Next up is another cigar I really enjoyed this year, the Oscar Habano. Funny think about this one is that I had bought some of the Toro and Gordo sizes an really enjoyed them, but it wasn’t until I had the Robusto that was part of 2 Guys Smokeshop‘s Contenders pack that I really saw the beauty of this cigar. Listen to The Cigar Authority tomorrow (Saturday 12/30) to see if they get it right and select this cigar as the Cigar of the Year. As I think about it, I may dig out the one toro I still have and smoke it today. Oscar makes some great cigars, the Leaf by Oscar line is very good (there’s another Ecuador Connecticut cigar that’s really good!), it’s nice that he made something exceptional to put his name on (wait…his name is on the Leaf by Oscar isn’t it?) Great smoke, I hope 2 Guys Smokeshop makes the right call on this one.
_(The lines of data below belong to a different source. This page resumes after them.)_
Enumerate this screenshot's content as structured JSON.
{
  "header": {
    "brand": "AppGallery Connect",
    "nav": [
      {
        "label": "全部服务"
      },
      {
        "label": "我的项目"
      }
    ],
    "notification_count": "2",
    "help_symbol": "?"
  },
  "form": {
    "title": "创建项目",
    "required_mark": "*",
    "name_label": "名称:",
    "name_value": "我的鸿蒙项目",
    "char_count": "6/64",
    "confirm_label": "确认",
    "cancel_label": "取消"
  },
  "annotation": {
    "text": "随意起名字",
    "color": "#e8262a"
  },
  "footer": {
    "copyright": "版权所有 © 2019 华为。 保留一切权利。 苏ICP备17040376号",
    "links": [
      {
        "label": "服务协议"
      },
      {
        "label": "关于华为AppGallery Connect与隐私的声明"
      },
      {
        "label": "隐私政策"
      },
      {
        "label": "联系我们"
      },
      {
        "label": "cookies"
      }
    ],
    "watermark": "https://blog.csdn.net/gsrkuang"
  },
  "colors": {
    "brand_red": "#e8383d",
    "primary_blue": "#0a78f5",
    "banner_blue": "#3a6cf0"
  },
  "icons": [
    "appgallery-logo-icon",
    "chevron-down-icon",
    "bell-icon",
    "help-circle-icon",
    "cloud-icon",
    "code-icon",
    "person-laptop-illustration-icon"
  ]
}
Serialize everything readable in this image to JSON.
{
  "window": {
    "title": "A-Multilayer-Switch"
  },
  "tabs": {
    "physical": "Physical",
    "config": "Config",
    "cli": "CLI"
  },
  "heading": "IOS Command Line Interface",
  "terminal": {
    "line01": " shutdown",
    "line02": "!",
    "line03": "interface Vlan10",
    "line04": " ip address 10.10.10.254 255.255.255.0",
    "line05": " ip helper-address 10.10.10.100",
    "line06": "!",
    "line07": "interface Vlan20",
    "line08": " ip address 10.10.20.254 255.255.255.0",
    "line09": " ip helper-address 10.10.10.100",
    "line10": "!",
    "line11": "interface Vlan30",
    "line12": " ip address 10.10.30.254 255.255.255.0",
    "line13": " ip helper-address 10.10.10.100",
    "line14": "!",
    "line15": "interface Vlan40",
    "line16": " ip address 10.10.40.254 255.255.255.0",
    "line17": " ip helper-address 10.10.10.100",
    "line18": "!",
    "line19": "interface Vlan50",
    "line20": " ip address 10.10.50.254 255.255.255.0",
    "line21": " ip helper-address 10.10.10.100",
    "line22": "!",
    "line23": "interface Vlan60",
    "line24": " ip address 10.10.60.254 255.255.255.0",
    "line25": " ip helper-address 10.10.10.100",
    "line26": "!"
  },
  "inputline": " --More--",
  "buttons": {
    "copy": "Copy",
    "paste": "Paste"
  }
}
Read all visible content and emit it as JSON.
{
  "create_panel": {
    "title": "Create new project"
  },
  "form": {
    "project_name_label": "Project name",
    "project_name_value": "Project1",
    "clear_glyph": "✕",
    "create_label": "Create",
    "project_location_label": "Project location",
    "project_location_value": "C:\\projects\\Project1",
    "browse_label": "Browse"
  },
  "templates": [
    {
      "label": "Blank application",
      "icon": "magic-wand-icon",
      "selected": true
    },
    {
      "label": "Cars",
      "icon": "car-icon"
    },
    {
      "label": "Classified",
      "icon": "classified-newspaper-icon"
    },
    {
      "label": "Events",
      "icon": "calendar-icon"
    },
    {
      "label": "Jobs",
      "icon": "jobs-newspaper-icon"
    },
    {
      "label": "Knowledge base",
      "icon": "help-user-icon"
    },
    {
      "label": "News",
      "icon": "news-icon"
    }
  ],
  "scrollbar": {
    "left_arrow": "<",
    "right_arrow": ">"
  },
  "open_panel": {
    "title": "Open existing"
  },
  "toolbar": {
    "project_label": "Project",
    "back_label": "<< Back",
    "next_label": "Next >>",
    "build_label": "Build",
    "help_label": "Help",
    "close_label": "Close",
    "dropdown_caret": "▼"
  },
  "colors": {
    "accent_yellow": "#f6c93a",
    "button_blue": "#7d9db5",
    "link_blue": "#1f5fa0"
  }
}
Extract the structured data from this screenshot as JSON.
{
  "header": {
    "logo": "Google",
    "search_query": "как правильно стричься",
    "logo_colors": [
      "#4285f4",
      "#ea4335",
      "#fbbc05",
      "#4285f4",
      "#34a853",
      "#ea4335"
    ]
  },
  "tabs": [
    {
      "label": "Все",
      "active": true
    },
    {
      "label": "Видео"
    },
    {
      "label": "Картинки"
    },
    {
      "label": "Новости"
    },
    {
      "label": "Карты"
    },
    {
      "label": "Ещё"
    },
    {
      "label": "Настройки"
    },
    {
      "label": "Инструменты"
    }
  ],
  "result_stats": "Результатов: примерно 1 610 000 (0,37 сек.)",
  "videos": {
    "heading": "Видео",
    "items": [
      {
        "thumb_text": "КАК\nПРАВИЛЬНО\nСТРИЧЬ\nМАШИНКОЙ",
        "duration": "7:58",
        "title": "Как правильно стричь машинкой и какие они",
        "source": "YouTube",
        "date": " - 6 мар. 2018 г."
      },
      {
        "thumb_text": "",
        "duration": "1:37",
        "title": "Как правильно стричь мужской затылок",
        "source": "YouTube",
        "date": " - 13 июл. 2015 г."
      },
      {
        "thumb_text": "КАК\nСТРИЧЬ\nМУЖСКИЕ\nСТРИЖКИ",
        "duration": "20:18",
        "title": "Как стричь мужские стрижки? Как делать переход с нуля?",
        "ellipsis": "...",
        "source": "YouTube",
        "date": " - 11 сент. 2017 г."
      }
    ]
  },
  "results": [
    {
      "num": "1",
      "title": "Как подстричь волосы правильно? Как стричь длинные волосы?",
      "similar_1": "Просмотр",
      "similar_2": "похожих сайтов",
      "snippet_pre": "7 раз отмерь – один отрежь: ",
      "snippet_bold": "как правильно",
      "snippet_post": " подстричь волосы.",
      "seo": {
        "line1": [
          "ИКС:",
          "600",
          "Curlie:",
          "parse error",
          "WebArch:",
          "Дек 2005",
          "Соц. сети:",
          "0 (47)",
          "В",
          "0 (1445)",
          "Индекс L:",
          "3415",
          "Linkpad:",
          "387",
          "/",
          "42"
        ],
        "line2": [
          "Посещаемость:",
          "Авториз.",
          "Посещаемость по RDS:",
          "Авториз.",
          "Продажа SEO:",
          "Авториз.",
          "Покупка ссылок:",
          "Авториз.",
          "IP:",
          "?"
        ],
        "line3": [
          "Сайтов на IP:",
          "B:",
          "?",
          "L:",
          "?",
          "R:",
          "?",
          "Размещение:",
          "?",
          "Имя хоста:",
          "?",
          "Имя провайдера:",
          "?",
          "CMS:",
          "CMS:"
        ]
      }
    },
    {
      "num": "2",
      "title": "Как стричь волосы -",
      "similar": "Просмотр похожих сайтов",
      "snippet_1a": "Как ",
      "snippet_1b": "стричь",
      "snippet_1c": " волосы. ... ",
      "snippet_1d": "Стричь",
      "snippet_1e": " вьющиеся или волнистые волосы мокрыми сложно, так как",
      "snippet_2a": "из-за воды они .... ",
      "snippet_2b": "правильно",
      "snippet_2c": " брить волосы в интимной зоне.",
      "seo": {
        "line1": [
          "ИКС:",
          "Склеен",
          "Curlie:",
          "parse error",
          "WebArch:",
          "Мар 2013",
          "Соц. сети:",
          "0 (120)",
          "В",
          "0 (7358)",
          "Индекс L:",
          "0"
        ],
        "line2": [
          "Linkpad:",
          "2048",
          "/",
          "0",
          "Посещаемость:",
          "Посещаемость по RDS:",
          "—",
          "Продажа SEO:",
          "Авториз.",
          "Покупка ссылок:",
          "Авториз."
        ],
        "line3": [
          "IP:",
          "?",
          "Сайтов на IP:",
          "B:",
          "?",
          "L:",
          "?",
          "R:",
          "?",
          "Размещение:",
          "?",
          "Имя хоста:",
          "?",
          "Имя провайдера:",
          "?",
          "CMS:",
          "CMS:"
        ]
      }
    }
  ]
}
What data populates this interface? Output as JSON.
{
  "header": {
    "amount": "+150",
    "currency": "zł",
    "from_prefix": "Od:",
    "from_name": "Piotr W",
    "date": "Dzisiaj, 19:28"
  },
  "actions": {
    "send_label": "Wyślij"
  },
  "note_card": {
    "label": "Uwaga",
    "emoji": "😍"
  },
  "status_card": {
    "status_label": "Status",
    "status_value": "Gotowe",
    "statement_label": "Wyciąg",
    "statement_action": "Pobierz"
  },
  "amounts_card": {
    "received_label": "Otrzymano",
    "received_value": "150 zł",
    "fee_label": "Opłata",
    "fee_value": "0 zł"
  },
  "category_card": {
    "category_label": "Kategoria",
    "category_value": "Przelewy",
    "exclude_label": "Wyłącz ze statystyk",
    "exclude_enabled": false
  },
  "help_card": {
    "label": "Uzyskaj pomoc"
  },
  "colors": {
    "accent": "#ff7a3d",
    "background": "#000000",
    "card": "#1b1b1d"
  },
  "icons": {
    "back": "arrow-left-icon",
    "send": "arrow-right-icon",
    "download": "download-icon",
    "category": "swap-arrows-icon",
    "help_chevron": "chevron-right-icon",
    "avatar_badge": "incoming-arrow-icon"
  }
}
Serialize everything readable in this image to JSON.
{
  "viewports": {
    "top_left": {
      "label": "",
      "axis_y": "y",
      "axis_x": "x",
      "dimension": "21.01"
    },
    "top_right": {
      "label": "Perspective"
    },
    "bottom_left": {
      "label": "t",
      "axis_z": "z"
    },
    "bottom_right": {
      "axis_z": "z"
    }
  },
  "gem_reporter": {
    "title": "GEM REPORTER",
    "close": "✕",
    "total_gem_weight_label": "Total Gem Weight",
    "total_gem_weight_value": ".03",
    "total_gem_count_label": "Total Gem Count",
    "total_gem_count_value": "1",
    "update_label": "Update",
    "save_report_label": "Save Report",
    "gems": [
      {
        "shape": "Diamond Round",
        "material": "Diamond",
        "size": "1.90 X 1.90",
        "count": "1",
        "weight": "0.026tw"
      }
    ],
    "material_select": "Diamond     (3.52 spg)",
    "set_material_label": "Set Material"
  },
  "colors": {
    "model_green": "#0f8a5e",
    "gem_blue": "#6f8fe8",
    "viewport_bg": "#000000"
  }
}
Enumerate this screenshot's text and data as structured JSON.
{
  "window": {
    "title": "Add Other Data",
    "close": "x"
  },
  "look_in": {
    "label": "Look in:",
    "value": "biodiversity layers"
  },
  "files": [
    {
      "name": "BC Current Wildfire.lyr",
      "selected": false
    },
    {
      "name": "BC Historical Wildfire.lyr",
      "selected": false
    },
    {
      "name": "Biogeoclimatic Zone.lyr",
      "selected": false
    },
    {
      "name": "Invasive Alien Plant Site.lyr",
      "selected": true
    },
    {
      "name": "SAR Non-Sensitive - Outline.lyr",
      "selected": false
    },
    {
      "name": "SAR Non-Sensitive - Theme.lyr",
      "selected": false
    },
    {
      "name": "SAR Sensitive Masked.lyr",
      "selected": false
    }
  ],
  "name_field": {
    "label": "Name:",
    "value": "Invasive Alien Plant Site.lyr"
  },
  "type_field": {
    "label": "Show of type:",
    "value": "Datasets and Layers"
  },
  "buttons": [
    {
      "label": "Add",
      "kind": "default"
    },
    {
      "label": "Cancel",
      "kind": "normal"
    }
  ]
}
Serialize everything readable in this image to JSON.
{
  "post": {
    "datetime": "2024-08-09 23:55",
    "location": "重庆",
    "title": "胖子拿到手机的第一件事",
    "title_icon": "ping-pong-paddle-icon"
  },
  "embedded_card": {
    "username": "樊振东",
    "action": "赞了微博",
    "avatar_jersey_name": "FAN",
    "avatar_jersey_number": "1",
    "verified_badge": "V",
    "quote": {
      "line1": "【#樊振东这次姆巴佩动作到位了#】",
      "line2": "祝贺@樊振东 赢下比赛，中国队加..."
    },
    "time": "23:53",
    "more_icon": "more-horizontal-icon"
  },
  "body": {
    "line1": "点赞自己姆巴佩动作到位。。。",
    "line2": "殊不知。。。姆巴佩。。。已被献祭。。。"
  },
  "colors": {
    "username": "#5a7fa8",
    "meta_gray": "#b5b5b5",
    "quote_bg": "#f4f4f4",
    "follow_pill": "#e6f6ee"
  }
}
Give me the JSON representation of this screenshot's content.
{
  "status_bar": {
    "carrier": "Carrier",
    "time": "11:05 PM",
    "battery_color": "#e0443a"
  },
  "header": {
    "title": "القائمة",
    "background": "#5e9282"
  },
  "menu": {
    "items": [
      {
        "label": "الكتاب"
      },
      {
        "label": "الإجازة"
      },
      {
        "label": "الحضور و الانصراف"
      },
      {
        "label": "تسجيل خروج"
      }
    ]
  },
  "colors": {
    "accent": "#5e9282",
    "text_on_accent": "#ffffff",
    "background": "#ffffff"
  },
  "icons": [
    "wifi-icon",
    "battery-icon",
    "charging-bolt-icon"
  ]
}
Finally, I really can’t get enough of the Florida Sungrown from Drew Estate. This uses tobacco that’s grown on Jeff Borysiewicz’s (Corona Cigar Co.) Farm where he’s growing Corojo tobacco, the first time Cigar tobaco has been grown in Florida for something like 40 years. Willie Hererra blended the cigar using Nicaraguan and Honduran tobaccos with the Florida leaf adding that little something different in the flavor. I have to admit, it was a toss-up between the FSG and the Undercrown Sungrown, both are exceptional and I really dig them, but the FSG has a great story and inches out the Undercrown by a hair. Drew Estate continues to bring new and interesting cigars to the market, I have to admit that I rather liked the new Acid Kuba Candela too. While I’m more of a traditional cigar smoker, this one was a treat, the bitterness of the candela wrapper offset the sweetness of the infusion. Good stuff.
That’s it for my five most memorable cigars of the past year. There were probably others that I thought were excellent but didn’t have the little extra to make them stand out. The La Palina El Año 1816 was on my list too, I just need to smoke a few more before I can make a strong recommendation (the La Palina Classic Maduro I smoked last night was really quite tasty too!). Hopefully 2018 brings some new and interesting cigars. Once again, thanks to all the readers and sponsors, without whom I’d be typing for my own entertainment!
That’s all for now, don’t forget the contest! Until the next time,